Within the listing below, determine how many lines hold the word "title". Give the number with no commentary.
:: SUPPLIED MATERIAL
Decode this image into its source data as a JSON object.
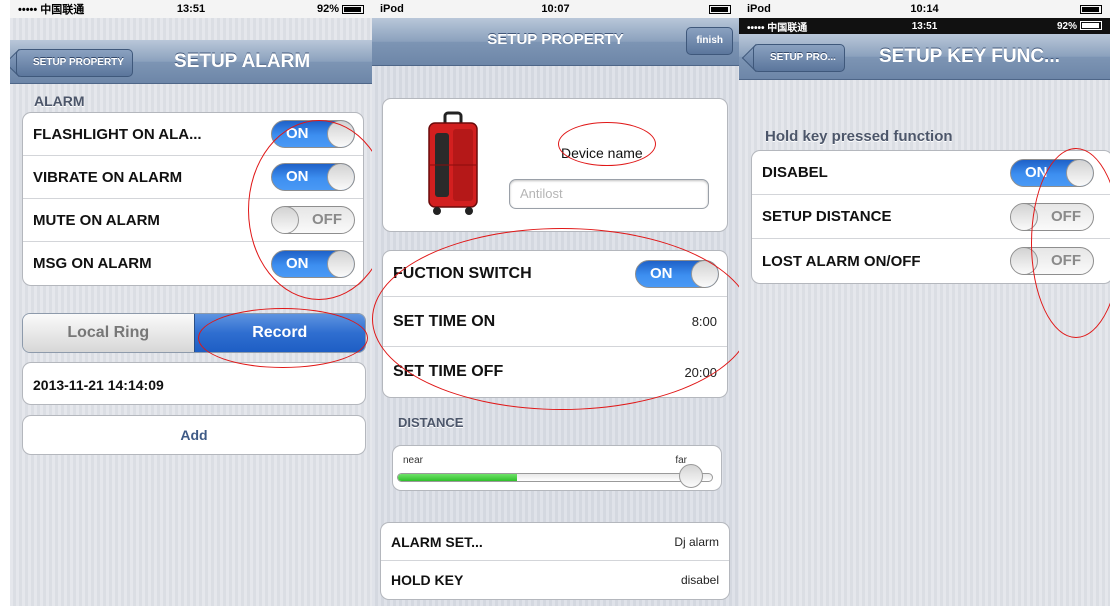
{
  "colors": {
    "toggle_on": "#3d8ff0",
    "annotation": "#e01717",
    "navbar": "#7d95b4",
    "slider_fill": "#2fc02b"
  },
  "screen1": {
    "status": {
      "carrier": "••••• 中国联通 ",
      "time": "13:51",
      "battery": "92%"
    },
    "back_label": "SETUP PROPERTY",
    "title": "SETUP ALARM",
    "section": "ALARM",
    "toggles": [
      {
        "label": "FLASHLIGHT ON ALA...",
        "state": "ON"
      },
      {
        "label": "VIBRATE ON ALARM",
        "state": "ON"
      },
      {
        "label": "MUTE ON ALARM",
        "state": "OFF"
      },
      {
        "label": "MSG ON ALARM",
        "state": "ON"
      }
    ],
    "segments": {
      "left": "Local Ring",
      "right": "Record",
      "selected": "Record"
    },
    "record_entry": "2013-11-21 14:14:09",
    "add_label": "Add"
  },
  "screen2": {
    "status": {
      "device": "iPod",
      "time": "10:07"
    },
    "title": "SETUP PROPERTY",
    "finish_label": "finish",
    "device_name_label": "Device name",
    "device_name_placeholder": "Antilost",
    "switch_row": {
      "label": "FUCTION SWITCH",
      "state": "ON"
    },
    "time_rows": [
      {
        "label": "SET TIME ON",
        "value": "8:00"
      },
      {
        "label": "SET TIME OFF",
        "value": "20:00"
      }
    ],
    "distance_section": "DISTANCE",
    "slider": {
      "min_label": "near",
      "max_label": "far",
      "fill_fraction": 0.38
    },
    "bottom_rows": [
      {
        "label": "ALARM SET...",
        "value": "Dj alarm"
      },
      {
        "label": "HOLD KEY",
        "value": "disabel"
      }
    ]
  },
  "screen3": {
    "outer_status": {
      "device": "iPod",
      "time": "10:14"
    },
    "status": {
      "carrier": "••••• 中国联通 ",
      "time": "13:51",
      "battery": "92%"
    },
    "back_label": "SETUP PRO...",
    "title": "SETUP KEY FUNC...",
    "section": "Hold key pressed function",
    "toggles": [
      {
        "label": "DISABEL",
        "state": "ON"
      },
      {
        "label": "SETUP DISTANCE",
        "state": "OFF"
      },
      {
        "label": "LOST ALARM ON/OFF",
        "state": "OFF"
      }
    ]
  }
}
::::
**EXERCISE ANSWER:** 3